** Records from a collection **
○ ○ ○ ○ ○ ○ ○

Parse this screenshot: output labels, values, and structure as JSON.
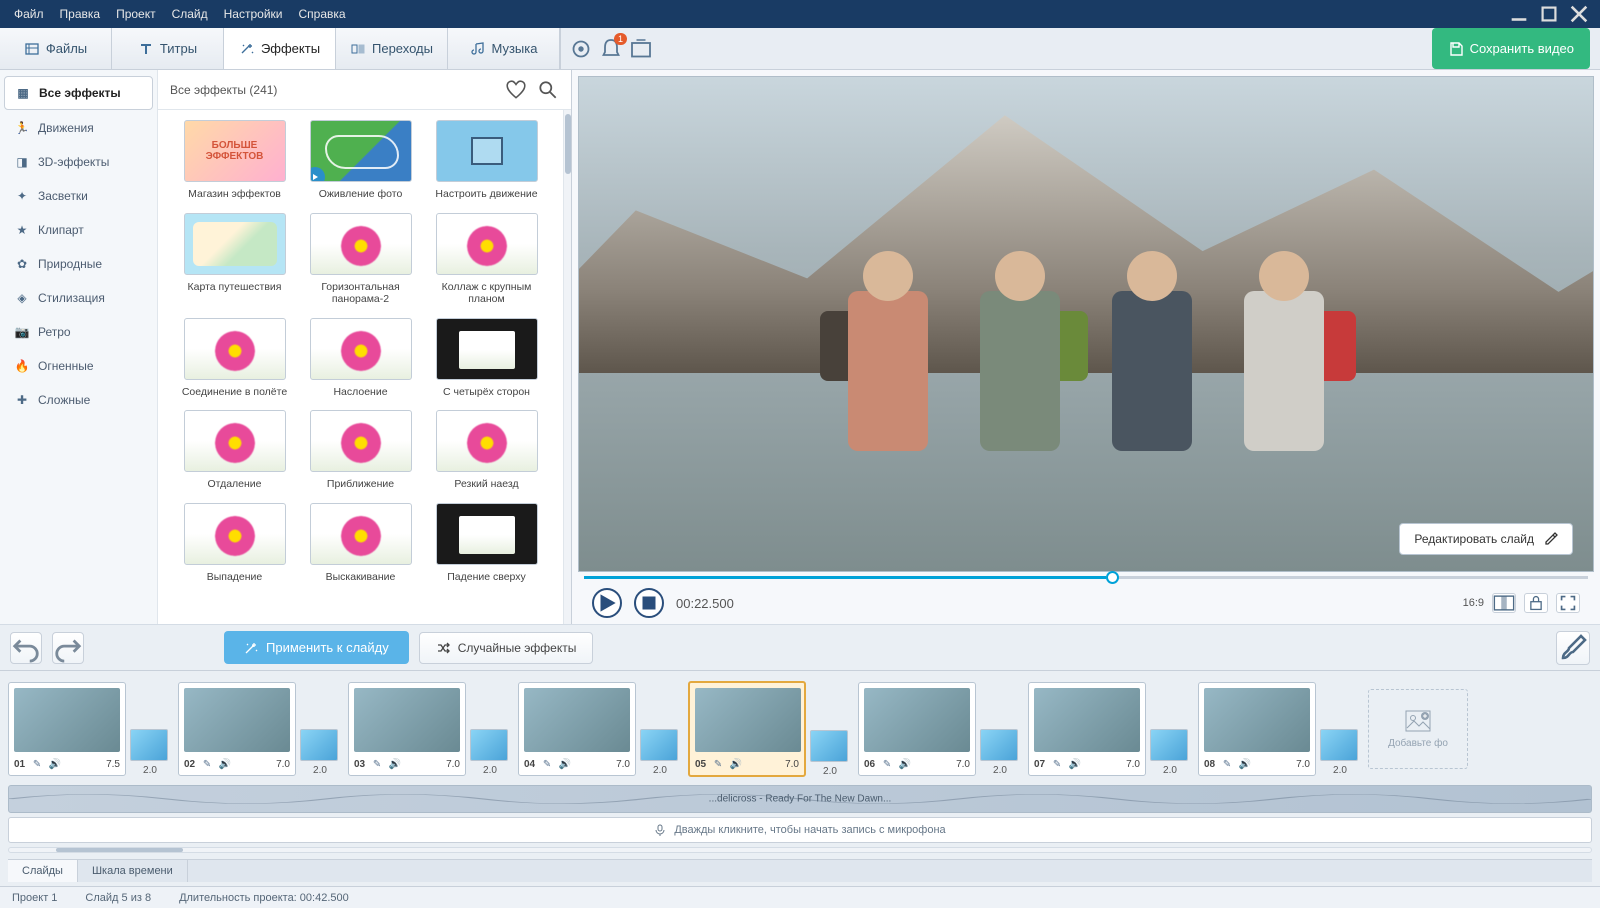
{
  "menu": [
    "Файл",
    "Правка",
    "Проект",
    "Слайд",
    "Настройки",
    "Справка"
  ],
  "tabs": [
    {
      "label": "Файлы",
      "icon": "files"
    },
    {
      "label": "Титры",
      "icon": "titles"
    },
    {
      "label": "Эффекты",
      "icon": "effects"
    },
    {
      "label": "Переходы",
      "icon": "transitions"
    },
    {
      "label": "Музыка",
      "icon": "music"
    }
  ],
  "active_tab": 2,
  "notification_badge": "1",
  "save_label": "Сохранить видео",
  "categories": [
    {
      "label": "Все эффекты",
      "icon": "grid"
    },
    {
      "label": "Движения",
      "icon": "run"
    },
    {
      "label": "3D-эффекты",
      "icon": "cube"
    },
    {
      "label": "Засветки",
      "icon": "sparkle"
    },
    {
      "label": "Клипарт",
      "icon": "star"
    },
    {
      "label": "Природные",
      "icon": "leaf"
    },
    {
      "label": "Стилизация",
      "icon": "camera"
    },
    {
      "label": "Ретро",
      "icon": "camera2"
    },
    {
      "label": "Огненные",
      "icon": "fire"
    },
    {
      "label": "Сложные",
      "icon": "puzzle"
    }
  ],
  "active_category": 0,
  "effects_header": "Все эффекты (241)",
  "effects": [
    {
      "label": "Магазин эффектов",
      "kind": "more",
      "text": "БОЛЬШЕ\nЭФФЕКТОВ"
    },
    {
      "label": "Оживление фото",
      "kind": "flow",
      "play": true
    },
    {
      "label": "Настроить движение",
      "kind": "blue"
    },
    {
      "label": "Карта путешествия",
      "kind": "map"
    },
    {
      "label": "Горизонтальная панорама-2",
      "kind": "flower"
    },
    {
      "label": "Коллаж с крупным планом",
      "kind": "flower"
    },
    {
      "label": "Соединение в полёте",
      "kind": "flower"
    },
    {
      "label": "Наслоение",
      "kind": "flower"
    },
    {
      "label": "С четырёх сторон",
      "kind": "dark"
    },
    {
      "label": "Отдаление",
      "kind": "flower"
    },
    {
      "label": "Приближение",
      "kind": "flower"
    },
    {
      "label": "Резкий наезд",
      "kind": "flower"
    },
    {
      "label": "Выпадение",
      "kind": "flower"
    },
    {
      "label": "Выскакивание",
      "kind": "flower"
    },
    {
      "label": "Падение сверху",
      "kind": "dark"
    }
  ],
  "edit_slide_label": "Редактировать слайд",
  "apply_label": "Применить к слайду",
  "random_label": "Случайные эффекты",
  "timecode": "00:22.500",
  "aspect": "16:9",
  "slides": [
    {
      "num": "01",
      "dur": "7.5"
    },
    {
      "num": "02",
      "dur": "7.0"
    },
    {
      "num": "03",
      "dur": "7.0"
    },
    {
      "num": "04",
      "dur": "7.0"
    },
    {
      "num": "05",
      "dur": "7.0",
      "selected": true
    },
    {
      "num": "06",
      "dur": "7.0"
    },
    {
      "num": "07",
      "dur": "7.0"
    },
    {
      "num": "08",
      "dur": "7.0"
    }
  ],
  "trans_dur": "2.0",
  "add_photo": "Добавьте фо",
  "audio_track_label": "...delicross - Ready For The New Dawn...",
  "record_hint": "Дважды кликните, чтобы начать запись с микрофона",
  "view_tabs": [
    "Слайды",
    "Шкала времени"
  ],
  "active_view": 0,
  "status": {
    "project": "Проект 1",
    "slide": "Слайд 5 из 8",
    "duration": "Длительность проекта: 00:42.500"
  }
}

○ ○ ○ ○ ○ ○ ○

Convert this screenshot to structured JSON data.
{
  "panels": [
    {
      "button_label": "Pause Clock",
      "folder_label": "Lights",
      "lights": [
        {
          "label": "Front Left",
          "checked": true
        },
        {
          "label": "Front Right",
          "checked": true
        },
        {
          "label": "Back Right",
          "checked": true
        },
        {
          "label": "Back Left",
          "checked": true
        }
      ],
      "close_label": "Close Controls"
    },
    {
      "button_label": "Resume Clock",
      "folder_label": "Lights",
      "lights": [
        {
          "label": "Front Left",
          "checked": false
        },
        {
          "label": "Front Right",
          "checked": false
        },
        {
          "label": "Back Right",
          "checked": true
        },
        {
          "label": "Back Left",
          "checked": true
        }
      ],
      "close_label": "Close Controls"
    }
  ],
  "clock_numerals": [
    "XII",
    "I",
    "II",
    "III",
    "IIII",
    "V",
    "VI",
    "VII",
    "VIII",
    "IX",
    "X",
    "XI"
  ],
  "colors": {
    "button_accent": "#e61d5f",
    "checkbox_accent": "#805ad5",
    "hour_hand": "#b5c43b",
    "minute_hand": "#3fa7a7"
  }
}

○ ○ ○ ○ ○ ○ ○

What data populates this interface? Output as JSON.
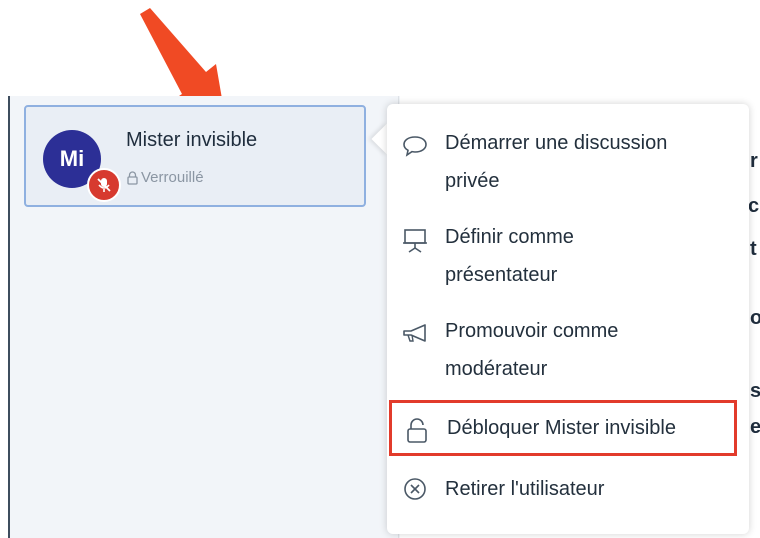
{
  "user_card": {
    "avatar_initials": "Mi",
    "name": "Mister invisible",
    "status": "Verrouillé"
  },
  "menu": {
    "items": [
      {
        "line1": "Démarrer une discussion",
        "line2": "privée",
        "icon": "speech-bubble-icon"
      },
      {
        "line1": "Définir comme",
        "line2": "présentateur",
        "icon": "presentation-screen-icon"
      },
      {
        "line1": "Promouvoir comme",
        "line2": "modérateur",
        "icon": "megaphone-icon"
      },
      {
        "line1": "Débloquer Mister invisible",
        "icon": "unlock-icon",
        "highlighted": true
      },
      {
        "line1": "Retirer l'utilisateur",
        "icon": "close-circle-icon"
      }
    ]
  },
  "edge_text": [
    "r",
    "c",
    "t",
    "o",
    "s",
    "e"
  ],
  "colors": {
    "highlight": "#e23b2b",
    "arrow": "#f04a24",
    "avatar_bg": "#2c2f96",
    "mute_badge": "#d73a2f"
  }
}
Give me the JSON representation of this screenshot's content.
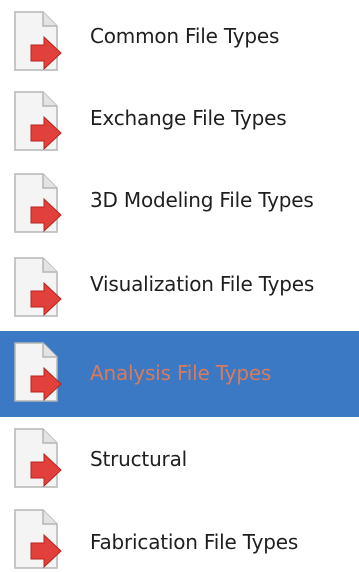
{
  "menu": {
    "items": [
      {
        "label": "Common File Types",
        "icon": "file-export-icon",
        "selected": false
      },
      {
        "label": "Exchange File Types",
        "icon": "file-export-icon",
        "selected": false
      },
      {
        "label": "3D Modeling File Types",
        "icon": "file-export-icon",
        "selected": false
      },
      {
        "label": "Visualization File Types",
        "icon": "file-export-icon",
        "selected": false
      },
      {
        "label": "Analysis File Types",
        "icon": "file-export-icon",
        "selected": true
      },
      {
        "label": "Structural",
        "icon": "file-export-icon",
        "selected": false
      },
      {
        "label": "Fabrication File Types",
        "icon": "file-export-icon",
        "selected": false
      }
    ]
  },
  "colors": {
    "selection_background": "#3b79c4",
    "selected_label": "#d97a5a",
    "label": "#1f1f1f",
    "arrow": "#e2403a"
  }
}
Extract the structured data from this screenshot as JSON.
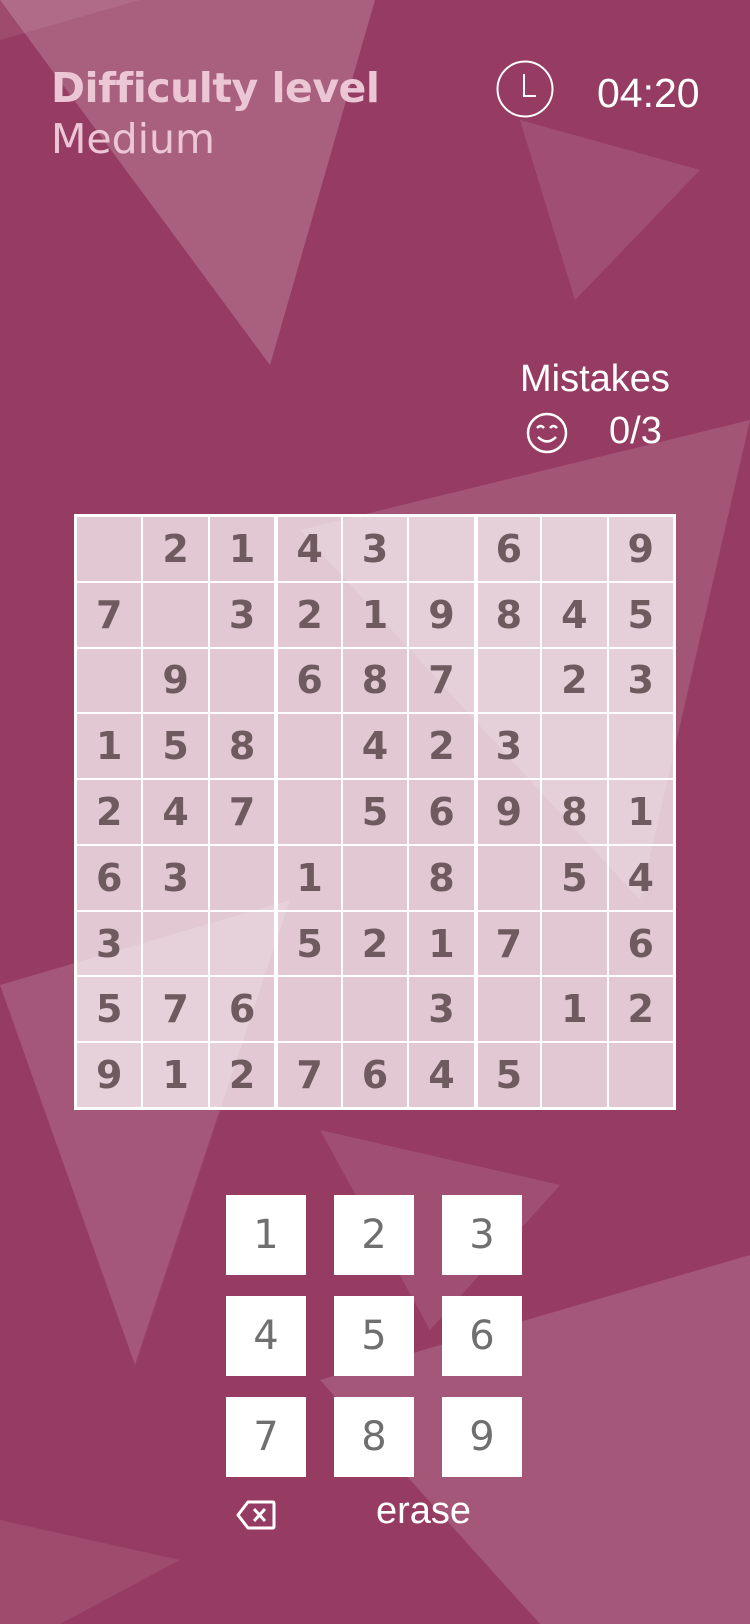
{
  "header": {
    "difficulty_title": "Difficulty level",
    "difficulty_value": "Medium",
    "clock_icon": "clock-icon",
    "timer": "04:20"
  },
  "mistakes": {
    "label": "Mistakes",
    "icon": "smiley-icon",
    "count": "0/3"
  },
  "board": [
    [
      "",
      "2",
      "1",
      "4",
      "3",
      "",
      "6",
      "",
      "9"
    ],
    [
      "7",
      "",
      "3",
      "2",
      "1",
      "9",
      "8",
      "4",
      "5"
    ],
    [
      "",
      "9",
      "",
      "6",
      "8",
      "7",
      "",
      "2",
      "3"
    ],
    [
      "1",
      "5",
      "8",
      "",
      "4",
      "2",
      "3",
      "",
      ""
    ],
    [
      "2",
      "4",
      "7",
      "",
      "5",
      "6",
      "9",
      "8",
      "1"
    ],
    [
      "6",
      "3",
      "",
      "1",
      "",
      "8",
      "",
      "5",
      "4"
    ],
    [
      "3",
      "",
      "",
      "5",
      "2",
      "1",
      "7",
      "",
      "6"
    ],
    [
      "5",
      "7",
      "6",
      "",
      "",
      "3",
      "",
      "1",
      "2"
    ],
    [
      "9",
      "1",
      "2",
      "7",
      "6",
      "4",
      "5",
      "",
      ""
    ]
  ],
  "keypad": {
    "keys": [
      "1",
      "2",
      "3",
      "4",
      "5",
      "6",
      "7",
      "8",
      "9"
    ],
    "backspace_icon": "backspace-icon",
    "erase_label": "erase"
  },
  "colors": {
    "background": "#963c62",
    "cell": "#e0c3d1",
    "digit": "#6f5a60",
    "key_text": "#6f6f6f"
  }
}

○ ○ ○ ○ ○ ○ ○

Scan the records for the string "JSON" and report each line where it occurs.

** RESULT OF THE EXERCISE **
Parse this screenshot: output labels, values, and structure as JSON.
Convert this screenshot to structured JSON data.
What data populates this interface? Output as JSON.
Give me the JSON representation of this screenshot's content.
Extract the structured data from this screenshot as JSON.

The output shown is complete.